Giving reassurance without validation is going to lead you in circles and you will both get frustrated. I’ve fallen into this trap and had ten-minute conversations with my 3-year-old about how there are no snakes in his bed. I was trying to give him the reassurance he was safe because there were no snakes. It seems like the right thing to do on the surface, but it is a twisting road of dead-ends. I wasn’t validating his fear that there were snakes in his bed even if they were imagined.
Validation is very important to a child. They have feelings and If you try to tell them they are being irrational and giant spiders are not going to swallow them whole then you aren’t validating their fear. You need to let them do the talking about it. They might even talk themselves out of their fear, who knows! But you need to listen to them when they tell you about it.
If you were being chased by a wild boar and you were truly in fear for your life how would it make you feel if somebody said there is no such thing as wild boars, you’re fine? Likely you would be very angry because you have a real fear and the other person is not listening to it. To your child, the alligator under his bed is just as real, and you shouldn’t start from “there is no (fill in the blank) under your bed.”

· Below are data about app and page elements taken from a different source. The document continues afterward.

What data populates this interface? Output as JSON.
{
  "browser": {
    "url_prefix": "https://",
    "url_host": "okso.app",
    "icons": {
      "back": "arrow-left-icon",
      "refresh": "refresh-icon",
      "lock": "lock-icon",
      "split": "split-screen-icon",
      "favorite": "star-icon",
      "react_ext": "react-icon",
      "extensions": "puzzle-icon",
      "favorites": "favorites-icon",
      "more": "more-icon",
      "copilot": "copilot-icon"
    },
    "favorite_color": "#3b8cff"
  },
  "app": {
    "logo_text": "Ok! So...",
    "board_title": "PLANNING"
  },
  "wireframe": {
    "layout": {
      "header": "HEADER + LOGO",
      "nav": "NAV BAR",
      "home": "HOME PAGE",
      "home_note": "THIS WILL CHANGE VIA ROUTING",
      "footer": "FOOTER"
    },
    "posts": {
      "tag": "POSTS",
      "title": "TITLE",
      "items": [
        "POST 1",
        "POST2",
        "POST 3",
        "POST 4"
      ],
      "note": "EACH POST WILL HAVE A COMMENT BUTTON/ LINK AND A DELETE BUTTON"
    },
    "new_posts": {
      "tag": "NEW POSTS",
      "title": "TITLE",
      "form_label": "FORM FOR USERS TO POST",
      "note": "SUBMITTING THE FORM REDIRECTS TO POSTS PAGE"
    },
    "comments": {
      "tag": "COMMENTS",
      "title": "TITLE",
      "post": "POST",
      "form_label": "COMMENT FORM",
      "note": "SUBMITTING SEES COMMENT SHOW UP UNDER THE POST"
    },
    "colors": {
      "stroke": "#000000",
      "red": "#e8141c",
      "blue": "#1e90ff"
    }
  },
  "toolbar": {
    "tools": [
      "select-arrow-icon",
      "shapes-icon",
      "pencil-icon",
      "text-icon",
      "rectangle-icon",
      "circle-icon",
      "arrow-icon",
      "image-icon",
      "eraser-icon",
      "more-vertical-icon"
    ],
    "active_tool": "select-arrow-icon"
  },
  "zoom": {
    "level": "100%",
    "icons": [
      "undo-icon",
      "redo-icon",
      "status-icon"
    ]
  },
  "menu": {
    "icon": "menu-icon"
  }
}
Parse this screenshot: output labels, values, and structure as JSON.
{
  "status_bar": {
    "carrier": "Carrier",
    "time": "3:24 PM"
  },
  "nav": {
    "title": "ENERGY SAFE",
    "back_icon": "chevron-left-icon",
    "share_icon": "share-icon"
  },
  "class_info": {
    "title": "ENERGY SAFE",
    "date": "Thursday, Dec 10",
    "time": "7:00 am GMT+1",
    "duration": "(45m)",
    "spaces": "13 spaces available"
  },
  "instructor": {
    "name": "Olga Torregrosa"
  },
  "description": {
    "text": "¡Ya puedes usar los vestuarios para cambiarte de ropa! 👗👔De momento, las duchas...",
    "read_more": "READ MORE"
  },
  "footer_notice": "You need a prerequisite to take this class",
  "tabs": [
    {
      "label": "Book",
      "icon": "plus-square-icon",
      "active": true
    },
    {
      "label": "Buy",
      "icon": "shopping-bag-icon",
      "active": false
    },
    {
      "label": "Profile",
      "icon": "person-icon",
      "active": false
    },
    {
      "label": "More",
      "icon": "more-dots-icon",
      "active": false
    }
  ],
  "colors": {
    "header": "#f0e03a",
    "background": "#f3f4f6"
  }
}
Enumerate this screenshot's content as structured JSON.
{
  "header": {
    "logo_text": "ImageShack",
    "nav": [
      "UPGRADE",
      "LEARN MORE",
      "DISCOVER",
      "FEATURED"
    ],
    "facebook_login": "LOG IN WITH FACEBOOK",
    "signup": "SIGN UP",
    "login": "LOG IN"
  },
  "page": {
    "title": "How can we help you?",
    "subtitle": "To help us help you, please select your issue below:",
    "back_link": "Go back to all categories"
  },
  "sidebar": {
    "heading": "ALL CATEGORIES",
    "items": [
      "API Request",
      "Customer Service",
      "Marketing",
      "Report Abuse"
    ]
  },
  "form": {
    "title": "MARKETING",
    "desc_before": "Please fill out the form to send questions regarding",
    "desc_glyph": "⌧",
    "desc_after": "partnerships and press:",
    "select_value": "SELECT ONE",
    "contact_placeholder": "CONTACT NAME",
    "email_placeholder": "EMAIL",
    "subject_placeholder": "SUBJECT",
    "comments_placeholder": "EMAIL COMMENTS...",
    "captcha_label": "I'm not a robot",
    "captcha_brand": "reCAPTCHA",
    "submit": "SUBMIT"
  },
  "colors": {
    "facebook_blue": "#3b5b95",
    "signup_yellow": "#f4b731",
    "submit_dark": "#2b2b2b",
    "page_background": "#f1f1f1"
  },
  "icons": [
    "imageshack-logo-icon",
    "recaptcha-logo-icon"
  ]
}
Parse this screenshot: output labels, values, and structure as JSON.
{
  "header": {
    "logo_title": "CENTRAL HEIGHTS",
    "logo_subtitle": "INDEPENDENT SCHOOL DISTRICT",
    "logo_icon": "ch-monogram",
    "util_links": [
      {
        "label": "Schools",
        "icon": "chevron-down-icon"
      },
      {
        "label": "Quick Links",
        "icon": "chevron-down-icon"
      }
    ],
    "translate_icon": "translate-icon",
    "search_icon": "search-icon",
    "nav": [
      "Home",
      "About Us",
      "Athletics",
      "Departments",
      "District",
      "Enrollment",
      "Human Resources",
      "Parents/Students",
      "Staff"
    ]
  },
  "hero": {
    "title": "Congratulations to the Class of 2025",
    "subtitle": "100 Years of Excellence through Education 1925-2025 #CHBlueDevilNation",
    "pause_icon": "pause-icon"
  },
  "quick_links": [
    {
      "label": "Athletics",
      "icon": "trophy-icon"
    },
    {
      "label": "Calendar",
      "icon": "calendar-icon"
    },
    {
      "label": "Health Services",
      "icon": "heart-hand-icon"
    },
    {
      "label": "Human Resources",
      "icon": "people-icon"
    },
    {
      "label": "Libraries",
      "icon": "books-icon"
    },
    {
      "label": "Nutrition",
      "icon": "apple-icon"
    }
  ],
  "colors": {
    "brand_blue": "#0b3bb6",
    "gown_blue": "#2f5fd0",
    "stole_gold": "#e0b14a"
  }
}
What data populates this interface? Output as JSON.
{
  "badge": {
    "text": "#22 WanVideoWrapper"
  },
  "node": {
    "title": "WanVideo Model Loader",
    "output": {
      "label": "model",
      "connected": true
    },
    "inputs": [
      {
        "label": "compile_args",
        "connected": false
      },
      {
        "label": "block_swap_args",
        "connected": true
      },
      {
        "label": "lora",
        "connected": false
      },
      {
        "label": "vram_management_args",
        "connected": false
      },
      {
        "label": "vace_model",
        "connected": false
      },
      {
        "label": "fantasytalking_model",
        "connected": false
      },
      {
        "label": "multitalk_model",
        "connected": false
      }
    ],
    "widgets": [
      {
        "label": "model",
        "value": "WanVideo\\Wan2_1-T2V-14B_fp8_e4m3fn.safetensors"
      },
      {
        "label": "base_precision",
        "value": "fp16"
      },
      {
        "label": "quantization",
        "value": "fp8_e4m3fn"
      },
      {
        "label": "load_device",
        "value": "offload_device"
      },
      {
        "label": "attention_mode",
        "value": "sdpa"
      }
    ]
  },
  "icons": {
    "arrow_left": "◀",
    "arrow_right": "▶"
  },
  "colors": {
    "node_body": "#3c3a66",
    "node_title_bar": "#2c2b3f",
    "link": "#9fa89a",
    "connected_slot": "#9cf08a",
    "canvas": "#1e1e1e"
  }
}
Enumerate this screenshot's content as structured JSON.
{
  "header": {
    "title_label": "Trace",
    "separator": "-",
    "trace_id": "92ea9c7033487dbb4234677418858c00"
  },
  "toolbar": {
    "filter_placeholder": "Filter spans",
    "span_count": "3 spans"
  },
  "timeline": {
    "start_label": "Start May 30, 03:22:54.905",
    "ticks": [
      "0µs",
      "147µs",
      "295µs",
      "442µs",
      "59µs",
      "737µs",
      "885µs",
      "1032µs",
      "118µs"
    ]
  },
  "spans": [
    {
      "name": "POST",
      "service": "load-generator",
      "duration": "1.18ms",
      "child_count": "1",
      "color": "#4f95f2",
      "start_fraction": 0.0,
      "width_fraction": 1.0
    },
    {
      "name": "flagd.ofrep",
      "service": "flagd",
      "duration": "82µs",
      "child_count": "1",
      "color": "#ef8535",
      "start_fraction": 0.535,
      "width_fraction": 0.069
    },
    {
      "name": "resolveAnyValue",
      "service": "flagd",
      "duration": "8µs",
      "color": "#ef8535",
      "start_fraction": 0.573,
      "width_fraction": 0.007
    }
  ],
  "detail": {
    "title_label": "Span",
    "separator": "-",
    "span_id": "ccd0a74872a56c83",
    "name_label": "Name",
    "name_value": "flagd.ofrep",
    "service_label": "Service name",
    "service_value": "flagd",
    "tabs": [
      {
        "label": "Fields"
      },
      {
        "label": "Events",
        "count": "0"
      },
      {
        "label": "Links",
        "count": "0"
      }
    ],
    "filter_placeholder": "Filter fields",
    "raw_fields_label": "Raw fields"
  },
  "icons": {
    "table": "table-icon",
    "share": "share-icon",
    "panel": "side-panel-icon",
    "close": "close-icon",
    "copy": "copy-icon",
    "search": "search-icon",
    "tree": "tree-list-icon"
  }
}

You should start with validation, and then reassurance. “Oh, no. There is a spider under your bed.” Reflect back to them their fear. It will let them know that you have heard and understood what their fear is. Try not to use too many questions. If you need to understand the fear better use open-ended questions. Questions that allow for explanation not just response.
Talk your child through their fears, you need to understand them before you can help them with their fears. Helping them with their fears can be imaginary help too. Children have active imaginations and if you have validated their fears your reassurance can also be as silly (to a grown-up) as the fear itself, or they can be rooted in reality, or a mixture of both. “Did you know that spiders are afraid of frogs?” Draw a frog on a piece of paper and tape it up against the rail of the bed. Or maybe you have a frog stuffed animal that you can get. “Frogs love to eat spiders, they’re like frog candy.”
This may not work for all fears, sometimes they are afraid of physical things in the dark. For example, a package of toilet paper from the hall closet, in which case it is much easier because sometimes you can remove the fearful object, or help them see it under a different light. It’s okay for you to be afraid sometimes, and it’s okay for them too. Their fears are just as valid as yours.
Remember that when a child expresses their fears to you, it is from a subconscious feeling of insecurity that their mind cannot yet process. They need reassurance that you are there for them to care and protect them. They want to know that daddy will stand between them and harm to protect them. That is what a dad does.
Because any man can be a father, but it takes someone special to be a dad.